**** Records for this task
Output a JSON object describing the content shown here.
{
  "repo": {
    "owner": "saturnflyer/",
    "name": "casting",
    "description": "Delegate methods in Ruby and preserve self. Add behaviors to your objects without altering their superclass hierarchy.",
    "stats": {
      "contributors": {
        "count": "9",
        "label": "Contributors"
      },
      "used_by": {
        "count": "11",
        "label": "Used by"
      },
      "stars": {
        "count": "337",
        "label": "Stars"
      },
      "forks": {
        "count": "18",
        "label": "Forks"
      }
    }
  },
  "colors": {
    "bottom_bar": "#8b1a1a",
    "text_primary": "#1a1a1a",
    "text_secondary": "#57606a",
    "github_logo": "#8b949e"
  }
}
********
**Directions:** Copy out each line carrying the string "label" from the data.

**Your response:**
        "label": "Contributors"
        "label": "Used by"
        "label": "Stars"
        "label": "Forks"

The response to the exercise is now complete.